Work item ▸ Please state how many lines in the records below contain the word "JSON"; the answer should be a number and nothing else.

Data entries

[Start of Attachment]

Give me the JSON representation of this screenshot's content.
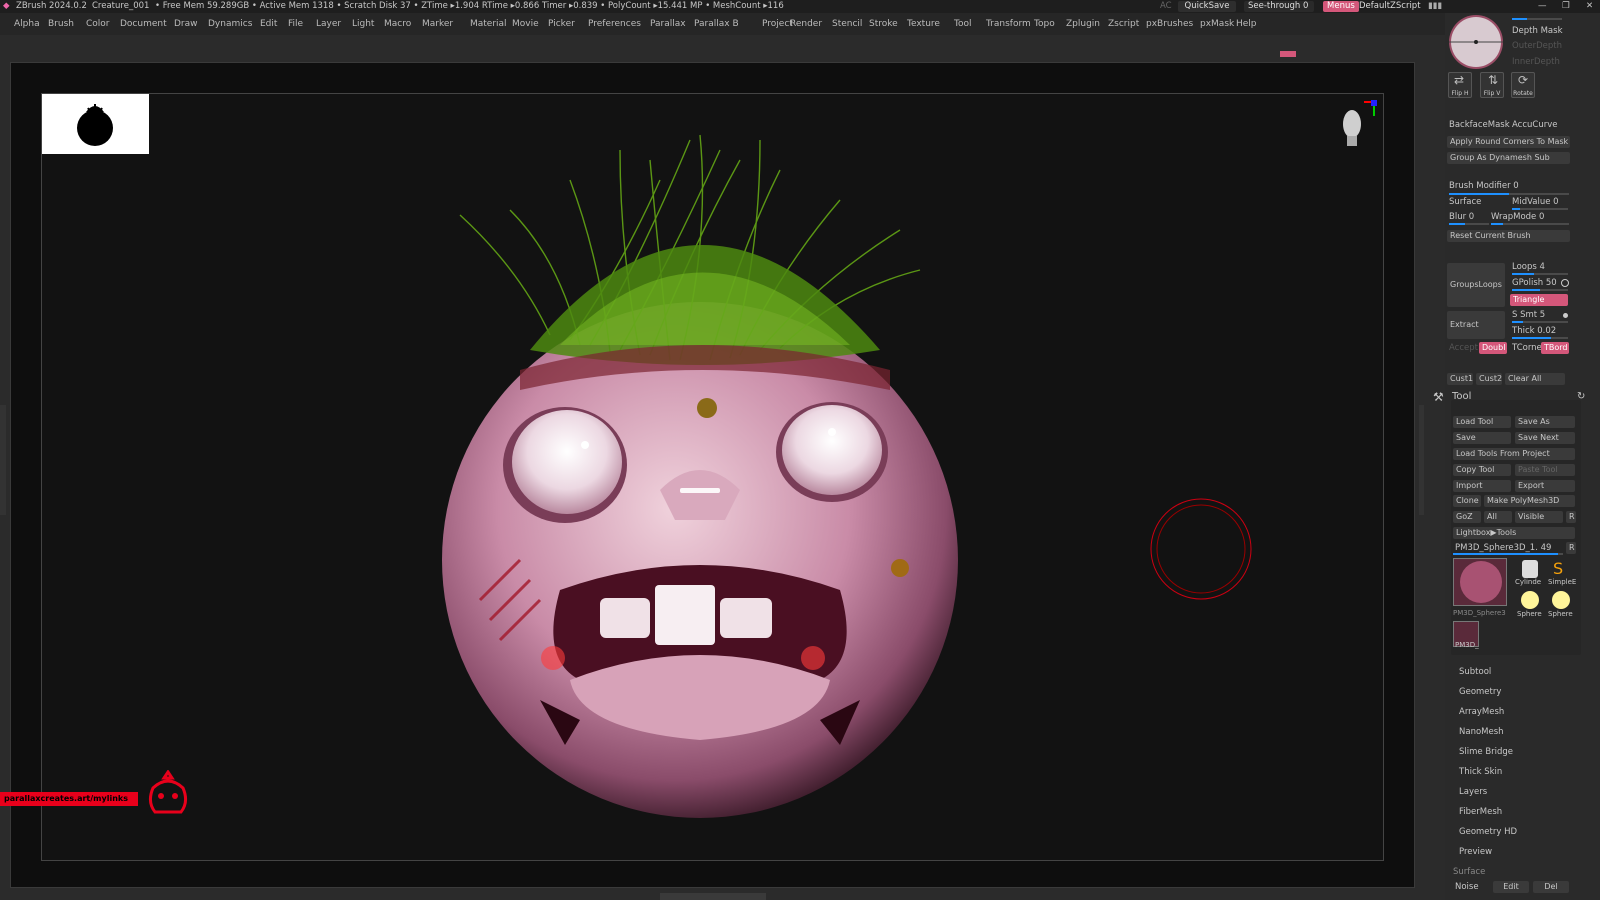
{
  "titlebar": {
    "app": "ZBrush 2024.0.2",
    "project": "Creature_001",
    "stats": "• Free Mem 59.289GB • Active Mem 1318 • Scratch Disk 37 • ZTime ▸1.904 RTime ▸0.866 Timer ▸0.839 • PolyCount ▸15.441 MP • MeshCount ▸116",
    "ac": "AC",
    "quicksave": "QuickSave",
    "see_through": "See-through  0",
    "menus": "Menus",
    "default_zscript": "DefaultZScript"
  },
  "menus": [
    "Alpha",
    "Brush",
    "Color",
    "Document",
    "Draw",
    "Dynamics",
    "Edit",
    "File",
    "Layer",
    "Light",
    "Macro",
    "Marker",
    "Material",
    "Movie",
    "Picker",
    "Preferences",
    "Parallax",
    "Parallax B",
    "Project",
    "Render",
    "Stencil",
    "Stroke",
    "Texture",
    "Tool",
    "Transform",
    "Topo",
    "Zplugin",
    "Zscript",
    "pxBrushes",
    "pxMask",
    "Help"
  ],
  "panel": {
    "depth_mask": "Depth Mask",
    "outer_depth": "OuterDepth",
    "inner_depth": "InnerDepth",
    "flip_h": "Flip H",
    "flip_v": "Flip V",
    "rotate": "Rotate",
    "backface_mask": "BackfaceMask",
    "accucurve": "AccuCurve",
    "apply_round": "Apply Round Corners To Mask",
    "group_dynamesh": "Group As Dynamesh Sub",
    "brush_modifier": "Brush Modifier 0",
    "surface": "Surface",
    "midvalue": "MidValue 0",
    "blur": "Blur 0",
    "wrapmode": "WrapMode 0",
    "reset_brush": "Reset Current Brush",
    "groups_loops": "GroupsLoops",
    "loops": "Loops 4",
    "gpolish": "GPolish 50",
    "triangle": "Triangle",
    "extract": "Extract",
    "ssmt": "S Smt 5",
    "thick": "Thick 0.02",
    "accept": "Accept",
    "double": "Doubl",
    "tcorne": "TCorne",
    "tbord": "TBord",
    "cust1": "Cust1",
    "cust2": "Cust2",
    "clear_all": "Clear All",
    "tool_title": "Tool",
    "load_tool": "Load Tool",
    "save_as": "Save As",
    "save": "Save",
    "save_next": "Save Next",
    "load_from_project": "Load Tools From Project",
    "copy_tool": "Copy Tool",
    "paste_tool": "Paste Tool",
    "import": "Import",
    "export": "Export",
    "clone": "Clone",
    "make_polymesh": "Make PolyMesh3D",
    "goz": "GoZ",
    "all": "All",
    "visible": "Visible",
    "r": "R",
    "lightbox_tools": "Lightbox▶Tools",
    "current_tool": "PM3D_Sphere3D_1. 49",
    "thumb_labels": [
      "PM3D_Sphere3",
      "Cylinde",
      "SimpleE",
      "Sphere",
      "Sphere",
      "PM3D_"
    ],
    "submenus": [
      "Subtool",
      "Geometry",
      "ArrayMesh",
      "NanoMesh",
      "Slime Bridge",
      "Thick Skin",
      "Layers",
      "FiberMesh",
      "Geometry HD",
      "Preview",
      "Surface"
    ],
    "noise": "Noise",
    "edit": "Edit",
    "del": "Del"
  },
  "canvas": {
    "link": "parallaxcreates.art/mylinks"
  },
  "colors": {
    "accent_blue": "#1e90ff",
    "accent_red": "#d4577a",
    "hair_green": "#5f9e15"
  }
}
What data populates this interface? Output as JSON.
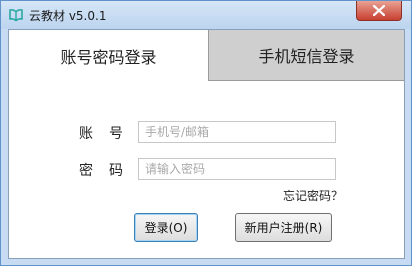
{
  "window": {
    "title": "云教材 v5.0.1",
    "icons": {
      "app": "book-icon",
      "close": "close-icon"
    }
  },
  "tabs": [
    {
      "label": "账号密码登录",
      "active": true
    },
    {
      "label": "手机短信登录",
      "active": false
    }
  ],
  "form": {
    "account_label": "账号",
    "account_placeholder": "手机号/邮箱",
    "account_value": "",
    "password_label": "密码",
    "password_placeholder": "请输入密码",
    "password_value": "",
    "forgot_link": "忘记密码？"
  },
  "buttons": {
    "login": "登录(O)",
    "register": "新用户注册(R)"
  },
  "colors": {
    "titlebar": "#c7dcf2",
    "close_button": "#c84031",
    "inactive_tab": "#cfcfcf",
    "app_icon": "#2aa8a0"
  }
}
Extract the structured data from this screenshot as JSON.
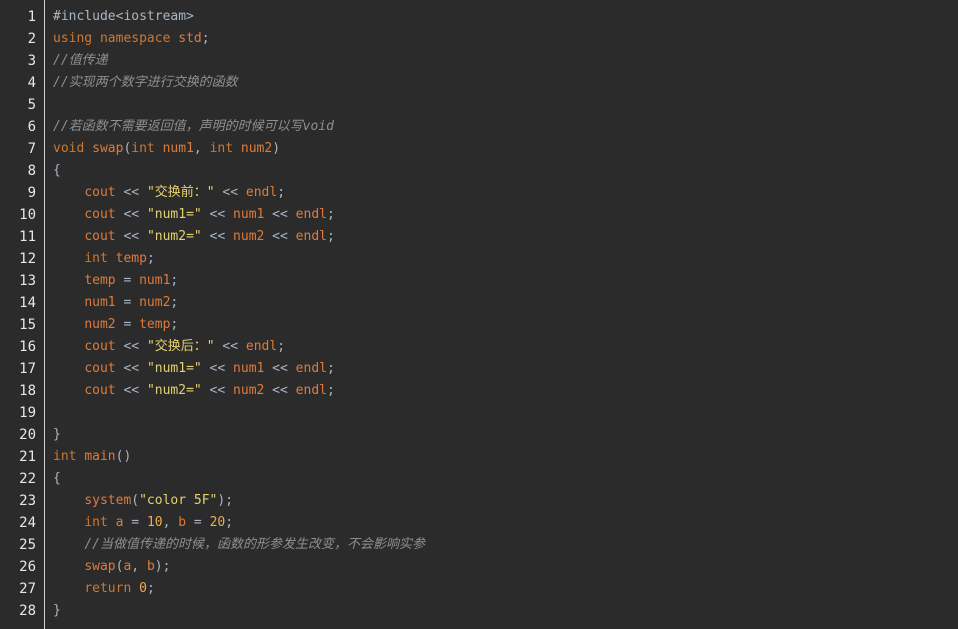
{
  "editor": {
    "colors": {
      "background": "#2b2b2b",
      "gutter_border": "#d0d0d0",
      "line_number": "#e8e8e8",
      "keyword": "#cc7832",
      "comment": "#8f8f8f",
      "string": "#e5d16f",
      "text": "#a9b7c6"
    },
    "lines": [
      {
        "n": "1",
        "tokens": [
          {
            "t": "#include<iostream>",
            "c": "k-pp"
          }
        ]
      },
      {
        "n": "2",
        "tokens": [
          {
            "t": "using",
            "c": "k-kw"
          },
          {
            "t": " ",
            "c": "k-tx"
          },
          {
            "t": "namespace",
            "c": "k-kw"
          },
          {
            "t": " ",
            "c": "k-tx"
          },
          {
            "t": "std",
            "c": "k-id"
          },
          {
            "t": ";",
            "c": "k-tx"
          }
        ]
      },
      {
        "n": "3",
        "tokens": [
          {
            "t": "//值传递",
            "c": "k-cm"
          }
        ]
      },
      {
        "n": "4",
        "tokens": [
          {
            "t": "//实现两个数字进行交换的函数",
            "c": "k-cm"
          }
        ]
      },
      {
        "n": "5",
        "tokens": []
      },
      {
        "n": "6",
        "tokens": [
          {
            "t": "//若函数不需要返回值，声明的时候可以写void",
            "c": "k-cm"
          }
        ]
      },
      {
        "n": "7",
        "tokens": [
          {
            "t": "void",
            "c": "k-kw"
          },
          {
            "t": " ",
            "c": "k-tx"
          },
          {
            "t": "swap",
            "c": "k-id"
          },
          {
            "t": "(",
            "c": "k-tx"
          },
          {
            "t": "int",
            "c": "k-kw"
          },
          {
            "t": " ",
            "c": "k-tx"
          },
          {
            "t": "num1",
            "c": "k-id"
          },
          {
            "t": ", ",
            "c": "k-tx"
          },
          {
            "t": "int",
            "c": "k-kw"
          },
          {
            "t": " ",
            "c": "k-tx"
          },
          {
            "t": "num2",
            "c": "k-id"
          },
          {
            "t": ")",
            "c": "k-tx"
          }
        ]
      },
      {
        "n": "8",
        "tokens": [
          {
            "t": "{",
            "c": "k-tx"
          }
        ]
      },
      {
        "n": "9",
        "tokens": [
          {
            "t": "    ",
            "c": "k-tx"
          },
          {
            "t": "cout",
            "c": "k-id"
          },
          {
            "t": " << ",
            "c": "k-tx"
          },
          {
            "t": "\"交换前：\"",
            "c": "k-str"
          },
          {
            "t": " << ",
            "c": "k-tx"
          },
          {
            "t": "endl",
            "c": "k-id"
          },
          {
            "t": ";",
            "c": "k-tx"
          }
        ]
      },
      {
        "n": "10",
        "tokens": [
          {
            "t": "    ",
            "c": "k-tx"
          },
          {
            "t": "cout",
            "c": "k-id"
          },
          {
            "t": " << ",
            "c": "k-tx"
          },
          {
            "t": "\"num1=\"",
            "c": "k-str"
          },
          {
            "t": " << ",
            "c": "k-tx"
          },
          {
            "t": "num1",
            "c": "k-id"
          },
          {
            "t": " << ",
            "c": "k-tx"
          },
          {
            "t": "endl",
            "c": "k-id"
          },
          {
            "t": ";",
            "c": "k-tx"
          }
        ]
      },
      {
        "n": "11",
        "tokens": [
          {
            "t": "    ",
            "c": "k-tx"
          },
          {
            "t": "cout",
            "c": "k-id"
          },
          {
            "t": " << ",
            "c": "k-tx"
          },
          {
            "t": "\"num2=\"",
            "c": "k-str"
          },
          {
            "t": " << ",
            "c": "k-tx"
          },
          {
            "t": "num2",
            "c": "k-id"
          },
          {
            "t": " << ",
            "c": "k-tx"
          },
          {
            "t": "endl",
            "c": "k-id"
          },
          {
            "t": ";",
            "c": "k-tx"
          }
        ]
      },
      {
        "n": "12",
        "tokens": [
          {
            "t": "    ",
            "c": "k-tx"
          },
          {
            "t": "int",
            "c": "k-kw"
          },
          {
            "t": " ",
            "c": "k-tx"
          },
          {
            "t": "temp",
            "c": "k-id"
          },
          {
            "t": ";",
            "c": "k-tx"
          }
        ]
      },
      {
        "n": "13",
        "tokens": [
          {
            "t": "    ",
            "c": "k-tx"
          },
          {
            "t": "temp",
            "c": "k-id"
          },
          {
            "t": " = ",
            "c": "k-tx"
          },
          {
            "t": "num1",
            "c": "k-id"
          },
          {
            "t": ";",
            "c": "k-tx"
          }
        ]
      },
      {
        "n": "14",
        "tokens": [
          {
            "t": "    ",
            "c": "k-tx"
          },
          {
            "t": "num1",
            "c": "k-id"
          },
          {
            "t": " = ",
            "c": "k-tx"
          },
          {
            "t": "num2",
            "c": "k-id"
          },
          {
            "t": ";",
            "c": "k-tx"
          }
        ]
      },
      {
        "n": "15",
        "tokens": [
          {
            "t": "    ",
            "c": "k-tx"
          },
          {
            "t": "num2",
            "c": "k-id"
          },
          {
            "t": " = ",
            "c": "k-tx"
          },
          {
            "t": "temp",
            "c": "k-id"
          },
          {
            "t": ";",
            "c": "k-tx"
          }
        ]
      },
      {
        "n": "16",
        "tokens": [
          {
            "t": "    ",
            "c": "k-tx"
          },
          {
            "t": "cout",
            "c": "k-id"
          },
          {
            "t": " << ",
            "c": "k-tx"
          },
          {
            "t": "\"交换后：\"",
            "c": "k-str"
          },
          {
            "t": " << ",
            "c": "k-tx"
          },
          {
            "t": "endl",
            "c": "k-id"
          },
          {
            "t": ";",
            "c": "k-tx"
          }
        ]
      },
      {
        "n": "17",
        "tokens": [
          {
            "t": "    ",
            "c": "k-tx"
          },
          {
            "t": "cout",
            "c": "k-id"
          },
          {
            "t": " << ",
            "c": "k-tx"
          },
          {
            "t": "\"num1=\"",
            "c": "k-str"
          },
          {
            "t": " << ",
            "c": "k-tx"
          },
          {
            "t": "num1",
            "c": "k-id"
          },
          {
            "t": " << ",
            "c": "k-tx"
          },
          {
            "t": "endl",
            "c": "k-id"
          },
          {
            "t": ";",
            "c": "k-tx"
          }
        ]
      },
      {
        "n": "18",
        "tokens": [
          {
            "t": "    ",
            "c": "k-tx"
          },
          {
            "t": "cout",
            "c": "k-id"
          },
          {
            "t": " << ",
            "c": "k-tx"
          },
          {
            "t": "\"num2=\"",
            "c": "k-str"
          },
          {
            "t": " << ",
            "c": "k-tx"
          },
          {
            "t": "num2",
            "c": "k-id"
          },
          {
            "t": " << ",
            "c": "k-tx"
          },
          {
            "t": "endl",
            "c": "k-id"
          },
          {
            "t": ";",
            "c": "k-tx"
          }
        ]
      },
      {
        "n": "19",
        "tokens": []
      },
      {
        "n": "20",
        "tokens": [
          {
            "t": "}",
            "c": "k-tx"
          }
        ]
      },
      {
        "n": "21",
        "tokens": [
          {
            "t": "int",
            "c": "k-kw"
          },
          {
            "t": " ",
            "c": "k-tx"
          },
          {
            "t": "main",
            "c": "k-id"
          },
          {
            "t": "()",
            "c": "k-tx"
          }
        ]
      },
      {
        "n": "22",
        "tokens": [
          {
            "t": "{",
            "c": "k-tx"
          }
        ]
      },
      {
        "n": "23",
        "tokens": [
          {
            "t": "    ",
            "c": "k-tx"
          },
          {
            "t": "system",
            "c": "k-id"
          },
          {
            "t": "(",
            "c": "k-tx"
          },
          {
            "t": "\"color 5F\"",
            "c": "k-str"
          },
          {
            "t": ");",
            "c": "k-tx"
          }
        ]
      },
      {
        "n": "24",
        "tokens": [
          {
            "t": "    ",
            "c": "k-tx"
          },
          {
            "t": "int",
            "c": "k-kw"
          },
          {
            "t": " ",
            "c": "k-tx"
          },
          {
            "t": "a",
            "c": "k-id"
          },
          {
            "t": " = ",
            "c": "k-tx"
          },
          {
            "t": "10",
            "c": "k-num"
          },
          {
            "t": ", ",
            "c": "k-tx"
          },
          {
            "t": "b",
            "c": "k-id"
          },
          {
            "t": " = ",
            "c": "k-tx"
          },
          {
            "t": "20",
            "c": "k-num"
          },
          {
            "t": ";",
            "c": "k-tx"
          }
        ]
      },
      {
        "n": "25",
        "tokens": [
          {
            "t": "    ",
            "c": "k-tx"
          },
          {
            "t": "//当做值传递的时候，函数的形参发生改变，不会影响实参",
            "c": "k-cm"
          }
        ]
      },
      {
        "n": "26",
        "tokens": [
          {
            "t": "    ",
            "c": "k-tx"
          },
          {
            "t": "swap",
            "c": "k-id"
          },
          {
            "t": "(",
            "c": "k-tx"
          },
          {
            "t": "a",
            "c": "k-id"
          },
          {
            "t": ", ",
            "c": "k-tx"
          },
          {
            "t": "b",
            "c": "k-id"
          },
          {
            "t": ");",
            "c": "k-tx"
          }
        ]
      },
      {
        "n": "27",
        "tokens": [
          {
            "t": "    ",
            "c": "k-tx"
          },
          {
            "t": "return",
            "c": "k-kw"
          },
          {
            "t": " ",
            "c": "k-tx"
          },
          {
            "t": "0",
            "c": "k-num"
          },
          {
            "t": ";",
            "c": "k-tx"
          }
        ]
      },
      {
        "n": "28",
        "tokens": [
          {
            "t": "}",
            "c": "k-tx"
          }
        ]
      }
    ]
  }
}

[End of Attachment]

Task solution ▸ 3